Social enterprise has been growing in recent years, and many entrepreneurs have been looking at solving difficult problems that face the world. One of the major goals and equally, one of the biggest challenges for social entrepreneurs is in understanding how they can have the most impact. One of the iconic names of Social Entrepreneurship is Nobel Peace Prize winner Muhammad Yunus, founder of Grameen Bank. In an inspiring video he speaks about creating social fictions and putting them into practice. Ultimately that is the role of social entrepreneurship:
Scaling Your Social Entreprise
Even though social entrepreneurship is gaining momentum, scaling up has proven difficult. According to Katie Smith Milway (2014) writing for the Harvard Business Review, few social enterprises manage to attain the size where they have a budget of more than $2 million, and fewer still hire more than 100 people. Indeed, Smith Milway (2014) states that:
“Sixty per cent were founded in the past eight years when the movement really began to gain momentum.”
The problem however, is that while social entrepreneurs may often have good intentions, their efforts which may often be low level and lack the ability to achieve scale may not actually do all the good that they could achieve if they took certain approaches that might help them to succeed, which Milway-Smith presents.
Focus on Growing the Size of Impact
One of the important points that is argued in this regard is that organisations need to focus on growing the size of their impact over the temptation to grow the size of their organisation. This changes the emphasis of what an organisation aims to achieve. Growing the organisation in terms of numbers of people will not necessarily deliver the scale that is aimed for. In fact it may make it harder to achieve since there will be more resources to manage, all of which requires leadership attention. Instead it may be argued that the best way to attain scale is to look at finding better ways of solving problems so that those problems cease to exist any more. This means looking at solutions that can be distributed to large numbers of people that solve difficult challenges. MOOCs (massive open online courses) are one example of this as they make education available online for free to people all around the world. Another approach is looking at how the norms of society can be changed to drive success. An example provided in this regard is smoking cessation and the ways in which the public have been encouraged to engage with recycling programmes. All of this has been impactful.
Another recommended approach is to look at ways in which partnerships can bring about scale rather than focusing on organisations. If people collaborate with one another, phenomenal change can be achieved. This means not just looking internally but also working collaboratively with other organisations or other types of partnerships to drive goals forwards. An example that is reviewed in this regard where success has been achieved is the way in which research institutes have worked together with a goal of developing cancer therapies. By collaborating and sharing knowledge and data between different researchers it has been possible to increase the scale of change. This occurs because more minds are put to use in solving the problem, and this leads to a diversity of ideas that look at problems in a new way.
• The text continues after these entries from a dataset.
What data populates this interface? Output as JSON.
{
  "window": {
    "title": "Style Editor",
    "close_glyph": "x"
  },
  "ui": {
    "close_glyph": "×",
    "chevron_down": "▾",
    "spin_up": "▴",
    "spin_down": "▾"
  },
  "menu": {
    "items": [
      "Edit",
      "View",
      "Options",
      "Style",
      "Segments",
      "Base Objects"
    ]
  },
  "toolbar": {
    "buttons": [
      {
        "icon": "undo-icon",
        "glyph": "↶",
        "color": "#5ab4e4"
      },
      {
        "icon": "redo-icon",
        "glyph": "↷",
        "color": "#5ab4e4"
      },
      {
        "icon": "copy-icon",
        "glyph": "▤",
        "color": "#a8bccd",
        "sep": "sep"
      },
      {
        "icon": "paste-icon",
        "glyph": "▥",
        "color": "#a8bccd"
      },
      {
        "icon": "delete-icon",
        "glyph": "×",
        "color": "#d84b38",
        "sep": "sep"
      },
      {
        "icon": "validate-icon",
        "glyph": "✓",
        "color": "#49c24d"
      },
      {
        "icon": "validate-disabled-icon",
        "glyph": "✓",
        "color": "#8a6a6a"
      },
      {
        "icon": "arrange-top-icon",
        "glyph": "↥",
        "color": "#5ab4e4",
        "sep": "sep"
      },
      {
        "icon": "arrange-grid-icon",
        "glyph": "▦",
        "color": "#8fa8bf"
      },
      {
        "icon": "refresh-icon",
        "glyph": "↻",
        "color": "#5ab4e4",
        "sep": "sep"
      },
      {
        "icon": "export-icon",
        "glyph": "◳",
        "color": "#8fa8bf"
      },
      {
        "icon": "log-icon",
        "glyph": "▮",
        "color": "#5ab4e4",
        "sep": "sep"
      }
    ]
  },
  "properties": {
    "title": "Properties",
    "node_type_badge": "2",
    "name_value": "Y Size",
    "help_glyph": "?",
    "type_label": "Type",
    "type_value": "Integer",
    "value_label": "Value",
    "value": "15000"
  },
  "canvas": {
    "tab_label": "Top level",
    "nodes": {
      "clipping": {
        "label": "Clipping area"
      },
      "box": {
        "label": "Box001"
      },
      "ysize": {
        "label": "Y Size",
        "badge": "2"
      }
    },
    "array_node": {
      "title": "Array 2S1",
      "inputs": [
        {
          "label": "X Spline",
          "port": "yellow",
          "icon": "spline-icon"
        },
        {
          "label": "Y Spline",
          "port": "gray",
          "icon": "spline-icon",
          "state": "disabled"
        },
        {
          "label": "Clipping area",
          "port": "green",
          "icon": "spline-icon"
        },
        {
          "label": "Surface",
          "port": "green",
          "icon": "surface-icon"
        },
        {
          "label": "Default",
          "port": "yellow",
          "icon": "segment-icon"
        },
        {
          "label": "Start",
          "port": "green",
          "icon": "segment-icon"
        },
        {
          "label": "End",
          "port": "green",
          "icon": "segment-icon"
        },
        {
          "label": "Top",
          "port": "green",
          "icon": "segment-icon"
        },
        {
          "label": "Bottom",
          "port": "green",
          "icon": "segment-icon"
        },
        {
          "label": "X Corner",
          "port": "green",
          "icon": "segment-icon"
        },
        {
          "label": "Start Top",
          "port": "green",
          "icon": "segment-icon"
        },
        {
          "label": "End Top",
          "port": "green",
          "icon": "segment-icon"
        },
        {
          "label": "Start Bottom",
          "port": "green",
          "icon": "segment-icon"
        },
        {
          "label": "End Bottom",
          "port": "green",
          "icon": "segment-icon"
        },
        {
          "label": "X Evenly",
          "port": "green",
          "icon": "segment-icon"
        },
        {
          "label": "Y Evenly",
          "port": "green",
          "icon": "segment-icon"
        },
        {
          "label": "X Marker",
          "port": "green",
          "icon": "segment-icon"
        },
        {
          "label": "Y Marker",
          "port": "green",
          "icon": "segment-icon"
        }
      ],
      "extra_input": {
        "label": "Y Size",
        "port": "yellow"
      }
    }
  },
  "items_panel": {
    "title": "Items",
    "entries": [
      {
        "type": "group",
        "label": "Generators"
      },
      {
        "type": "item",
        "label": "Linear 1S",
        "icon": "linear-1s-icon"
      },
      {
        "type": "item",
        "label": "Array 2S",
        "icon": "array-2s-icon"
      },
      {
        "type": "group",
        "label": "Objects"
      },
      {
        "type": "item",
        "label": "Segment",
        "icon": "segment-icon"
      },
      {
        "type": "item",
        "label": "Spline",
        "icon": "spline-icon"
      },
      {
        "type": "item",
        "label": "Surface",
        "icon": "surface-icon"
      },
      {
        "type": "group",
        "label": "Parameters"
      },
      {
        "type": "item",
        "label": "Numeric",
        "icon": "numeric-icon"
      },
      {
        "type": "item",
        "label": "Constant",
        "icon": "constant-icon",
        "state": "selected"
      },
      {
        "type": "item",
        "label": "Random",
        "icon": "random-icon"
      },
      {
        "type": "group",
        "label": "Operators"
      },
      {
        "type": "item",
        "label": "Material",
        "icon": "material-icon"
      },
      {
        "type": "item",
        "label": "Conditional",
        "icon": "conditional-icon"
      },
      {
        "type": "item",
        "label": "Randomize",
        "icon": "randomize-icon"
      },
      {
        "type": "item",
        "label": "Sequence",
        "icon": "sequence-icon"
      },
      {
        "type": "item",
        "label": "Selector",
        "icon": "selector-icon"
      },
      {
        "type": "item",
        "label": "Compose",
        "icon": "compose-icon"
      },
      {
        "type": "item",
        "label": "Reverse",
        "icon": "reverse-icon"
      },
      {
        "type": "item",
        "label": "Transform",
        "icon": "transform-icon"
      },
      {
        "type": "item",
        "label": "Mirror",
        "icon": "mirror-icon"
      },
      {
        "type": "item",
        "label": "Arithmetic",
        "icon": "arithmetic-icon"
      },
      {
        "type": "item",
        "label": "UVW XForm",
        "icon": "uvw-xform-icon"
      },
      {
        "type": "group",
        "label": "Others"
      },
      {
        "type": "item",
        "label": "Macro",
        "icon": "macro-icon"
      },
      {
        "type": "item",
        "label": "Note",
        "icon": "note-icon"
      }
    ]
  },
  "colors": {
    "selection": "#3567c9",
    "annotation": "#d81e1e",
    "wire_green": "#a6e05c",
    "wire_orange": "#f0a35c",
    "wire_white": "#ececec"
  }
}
Collaborations can be between organisations, individuals, NGOs, government institutes and communities to achieve results.
A third approach to improve success in achieving scale for social entrepreneurs is strengthening the voices of those that the social entrepreneur wishes to help. Offering solutions cannot be effective if it does not take into account the needs of those that will supposedly use the solutions. This means listening to what the potential users have to say and giving power to this. By giving ownership to those that want to solutions for the solutions and by allowing these people to have a say they are more likely to take up the solution and it is more likely to be successful. The reason for this is simple. If a social entrepreneur delivers a solution that fails to take into account the needs of its users, they either will not want to use it or will not be able to use it. Compare this to a situation where all the needs and requirements of the potential users of the solution are taken into account through collaboration, consultation and letting the users have influence over the solution, the needs are far more likely to be met, and uptake will be greater. In this way, scale can be achieved, and social entrepreneurs can be their most impactful.
Paula Newton is a business writer, editor and management consultant with extensive experience writing and consulting for both start-ups and long established companies. She has ten years management and leadership experience gained at BSkyB in London and Viva Travel Guides in Quito, Ecuador, giving her a depth of insight into innovation in international business. With an MBA from the University of Hull and many years of experience running her own business consultancy, Paula’s background allows her to connect with a diverse range of clients, including cutting edge technology and web-based start-ups but also multinationals in need of assistance. Paula has played a defining role in shaping organizational strategy for a wide range of different organizations, including for-profit, NGOs and charities. Paula has also served on the Board of Directors for the South American Explorers Club in Quito, Ecuador.